The Christian life is a journey over a strange and dangerous path. The path itself can take surprising turns and seem to disappear altogether at times. This past week was disappointing for many evangelicals in America and has resulted in much soul searching. Many have concluded that we are now a “post-moral” society and that we have in fact gone over the abyss.
While I am not prepared to come to that conclusion yet, it is clear that we do not live in our father’s America. This is certainly not a predominantly white, conservative, protestant country any more. We are far more diverse and becoming more so by the year as immigration increases and births among minority groups outpace others. Interestingly two of these groups, Hispanics and African Americans, are not generally pro-choice or pro-gay rights and yet they did not vote for the conservative “moral” candidate.
It seems to me that the louder the conservative evangelical voices have shouted into the conversation about politics in our country, the less influential they have become. Our churches may have become more vocal on a variety of issues in recent years, but we are having a harder and harder time convincing people to vote for “our” candidates. Maybe our tone and our lives need some real examination in light of recent events.
While some of the ads that various candidates ran on TV were pretty hard hitting and often had questionable accuracy, they paled in comparison to the negativity on Facebook. Unfortunately, some of the worst attacks were made by evangelicals and not just against candidates. As the comments sections of Facebook posts seemed to grow daily during the campaign, many of these became viscous personal attacks on the people making the comments. Somehow, “in the name of Christ”, many Godly believers left their civility on the sidelines, took off the gloves and responded in the most un-Christlike manner to people that they did not even know. It is no wonder that non-Christians have such negative stereotypes of those of us who claim the name of Christ.

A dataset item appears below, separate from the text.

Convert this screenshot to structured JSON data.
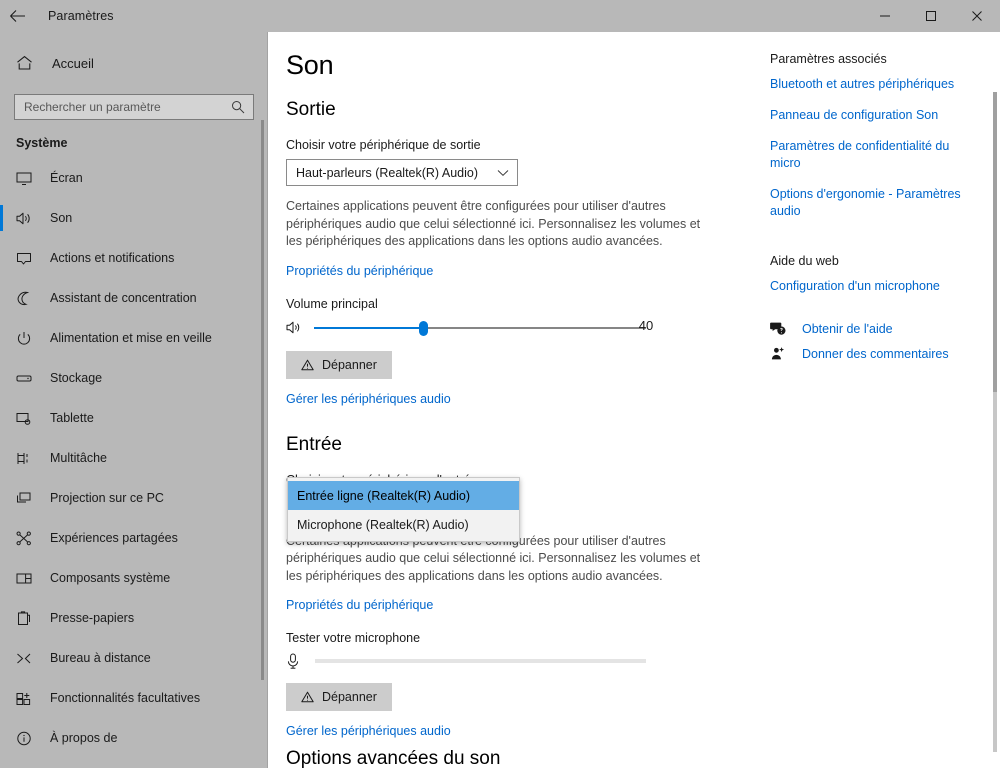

Recently my son wrote a paper and then had to make a speech on a hot topic in modern culture. He chose to write and speak about abortion and did a great job in preparing effective and persuasive arguments for the predominantly secular audience at his public High School. To my surprise, he was not ridiculed or criticized by his classmates for the choice of topic or for his presentation. Interestingly, several classmates even commented that they agreed with his views. Clearly, it is not only evangelicals who understand the horrors of taking the life of the unborn.
On Sunday, we heard a great presentation at our church by Bethany Christian Services, an organization actively involved in making adoptions a viable option for as many as possible. I was deeply convicted about my own lack of concern about this vital issue and how little I have done to walk the walk and not just talk the talk. Out of that conviction, I took a first small step to actually doing something. I took a small collection box they had provided for families to gather loose change and brought it home. It sits in a prominent place as a reminder that even small actions can make a real difference. I know that I can do much more and am praying about what my next steps should be.
Maybe it would be appropriate for us to take a “time out” from talking so much about our beliefs in the public square and actually start living out our values on a daily basis. While there will always be a place for the church to speak into our culture about moral values, now may not be the best time. Instead, it seems like we have a lot to repent of and might want to take time to examine the concept of being a “faithful presence” as noted author James Davison Hunter so wisely suggested. If our actions spoke as loudly as our words, maybe we would have more actual influence in the culture we are seeking to change.